_Data for analysis_

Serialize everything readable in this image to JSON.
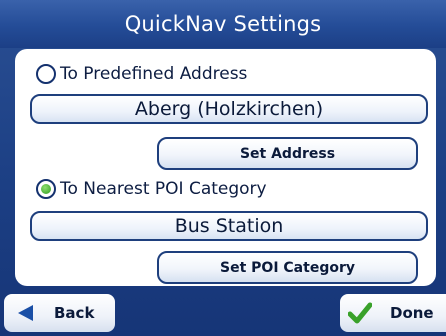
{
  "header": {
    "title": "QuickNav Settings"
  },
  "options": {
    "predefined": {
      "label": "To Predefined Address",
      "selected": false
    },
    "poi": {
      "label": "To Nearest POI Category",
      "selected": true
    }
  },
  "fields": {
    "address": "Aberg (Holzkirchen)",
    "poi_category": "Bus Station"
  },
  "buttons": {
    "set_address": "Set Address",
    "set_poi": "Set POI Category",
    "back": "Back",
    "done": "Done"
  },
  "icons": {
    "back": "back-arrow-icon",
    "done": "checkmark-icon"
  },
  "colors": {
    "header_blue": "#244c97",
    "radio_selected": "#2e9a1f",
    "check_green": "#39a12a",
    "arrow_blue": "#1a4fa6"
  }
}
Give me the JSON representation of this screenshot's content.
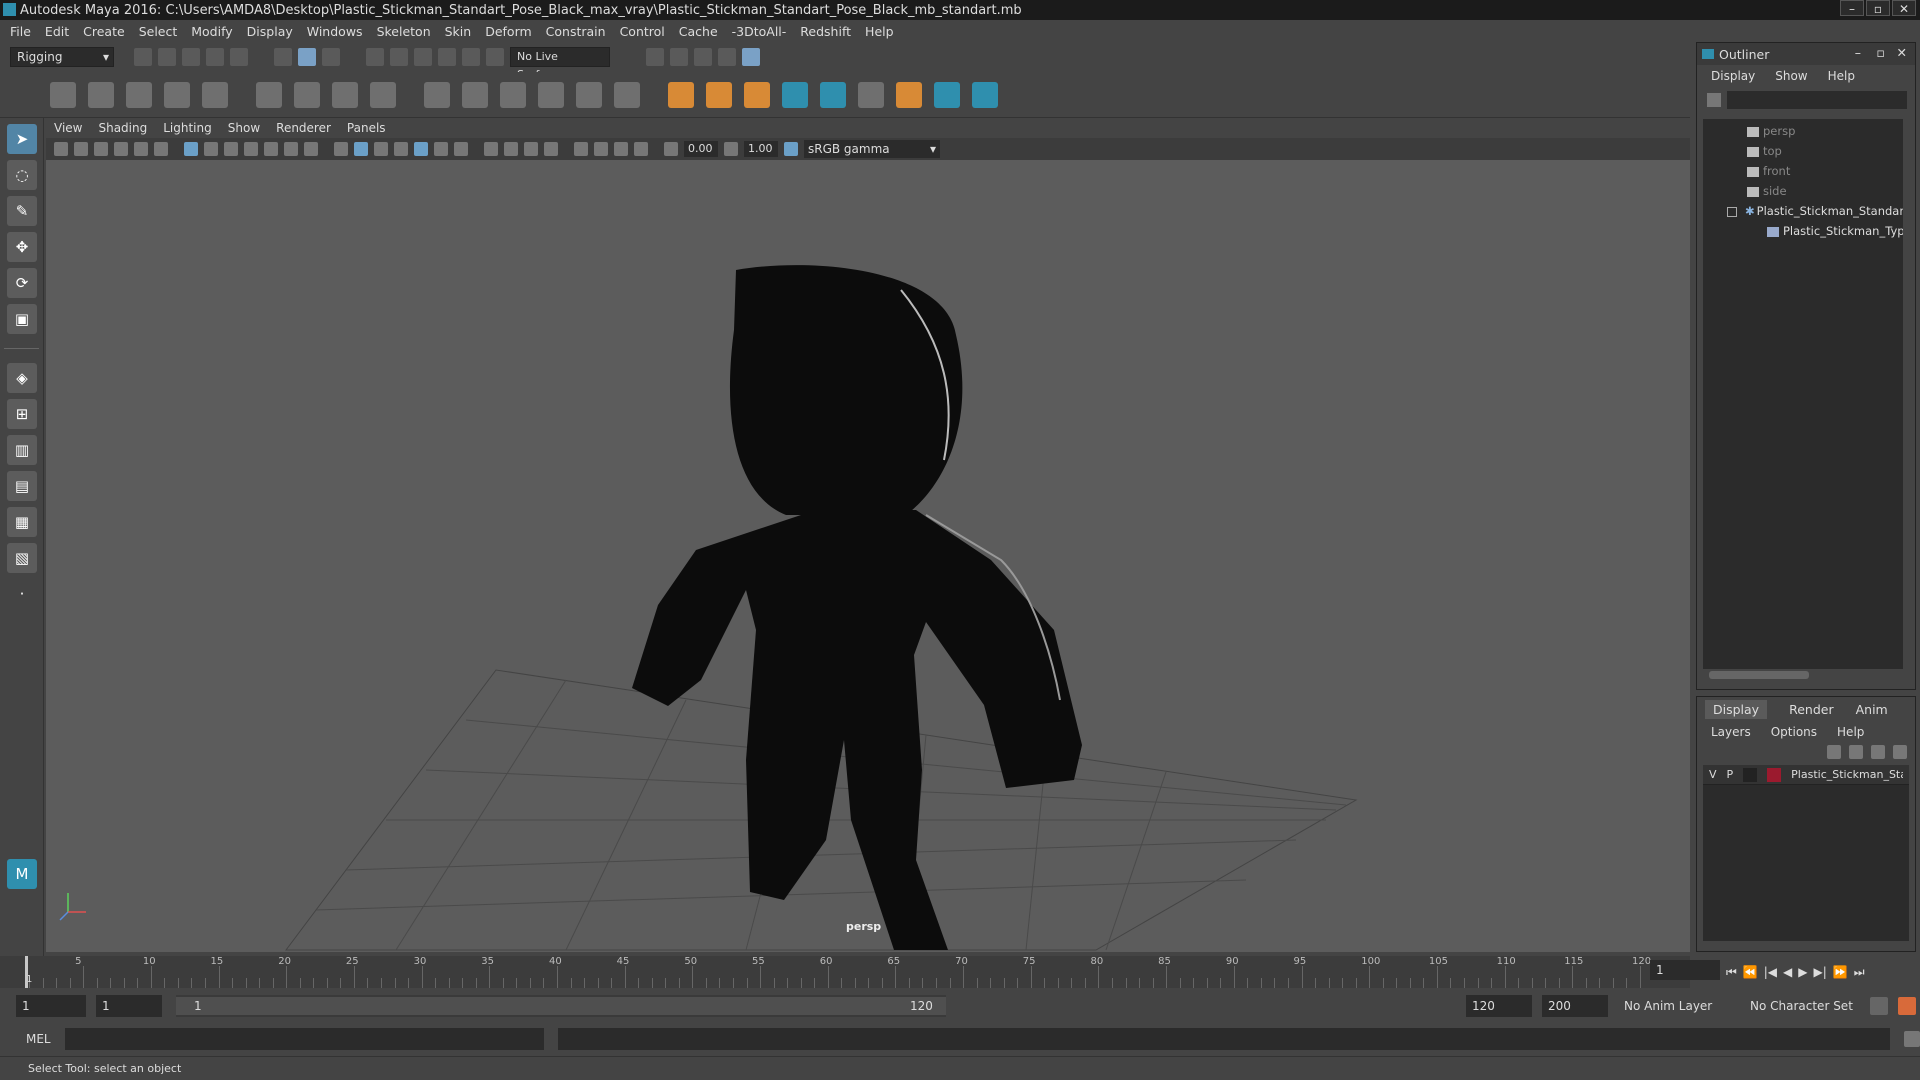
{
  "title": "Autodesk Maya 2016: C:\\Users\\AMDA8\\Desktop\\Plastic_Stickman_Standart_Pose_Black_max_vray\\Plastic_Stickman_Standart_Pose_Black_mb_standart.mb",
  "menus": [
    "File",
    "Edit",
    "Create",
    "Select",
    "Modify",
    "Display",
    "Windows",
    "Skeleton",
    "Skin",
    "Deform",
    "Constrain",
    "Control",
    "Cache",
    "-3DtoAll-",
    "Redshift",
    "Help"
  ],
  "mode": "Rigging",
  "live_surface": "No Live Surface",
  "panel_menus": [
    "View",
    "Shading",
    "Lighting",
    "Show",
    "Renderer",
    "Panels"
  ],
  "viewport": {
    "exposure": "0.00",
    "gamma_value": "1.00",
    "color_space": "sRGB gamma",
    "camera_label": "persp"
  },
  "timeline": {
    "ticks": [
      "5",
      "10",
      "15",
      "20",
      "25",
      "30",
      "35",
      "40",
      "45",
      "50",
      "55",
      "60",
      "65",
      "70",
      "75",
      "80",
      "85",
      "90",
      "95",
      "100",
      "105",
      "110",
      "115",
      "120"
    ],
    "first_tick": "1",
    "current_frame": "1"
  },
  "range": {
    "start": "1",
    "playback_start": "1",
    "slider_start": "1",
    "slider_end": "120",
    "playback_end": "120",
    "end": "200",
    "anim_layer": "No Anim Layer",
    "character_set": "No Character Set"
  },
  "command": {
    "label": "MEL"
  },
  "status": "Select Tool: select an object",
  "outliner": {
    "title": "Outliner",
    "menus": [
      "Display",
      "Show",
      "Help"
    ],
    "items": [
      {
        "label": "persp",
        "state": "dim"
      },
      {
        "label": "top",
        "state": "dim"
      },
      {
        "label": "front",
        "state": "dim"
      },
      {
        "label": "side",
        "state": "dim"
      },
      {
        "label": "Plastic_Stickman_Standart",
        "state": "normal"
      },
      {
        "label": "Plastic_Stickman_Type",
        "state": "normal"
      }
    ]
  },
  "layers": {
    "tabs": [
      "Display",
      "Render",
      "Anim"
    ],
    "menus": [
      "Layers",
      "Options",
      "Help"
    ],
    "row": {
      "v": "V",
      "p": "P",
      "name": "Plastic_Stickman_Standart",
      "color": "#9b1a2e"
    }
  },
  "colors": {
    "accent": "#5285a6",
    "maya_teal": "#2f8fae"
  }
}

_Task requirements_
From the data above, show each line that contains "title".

_Exercise result_
    "title": "QuickNav Settings"
  "title": "Autodesk Maya 2016: C:\\Users\\AMDA8\\Desktop\\Plastic_Stickman_Standart_Pose_Black_max_vray\\Plastic_Stickman_Standart_Pose_Black_mb_standart.mb",
    "title": "Outliner",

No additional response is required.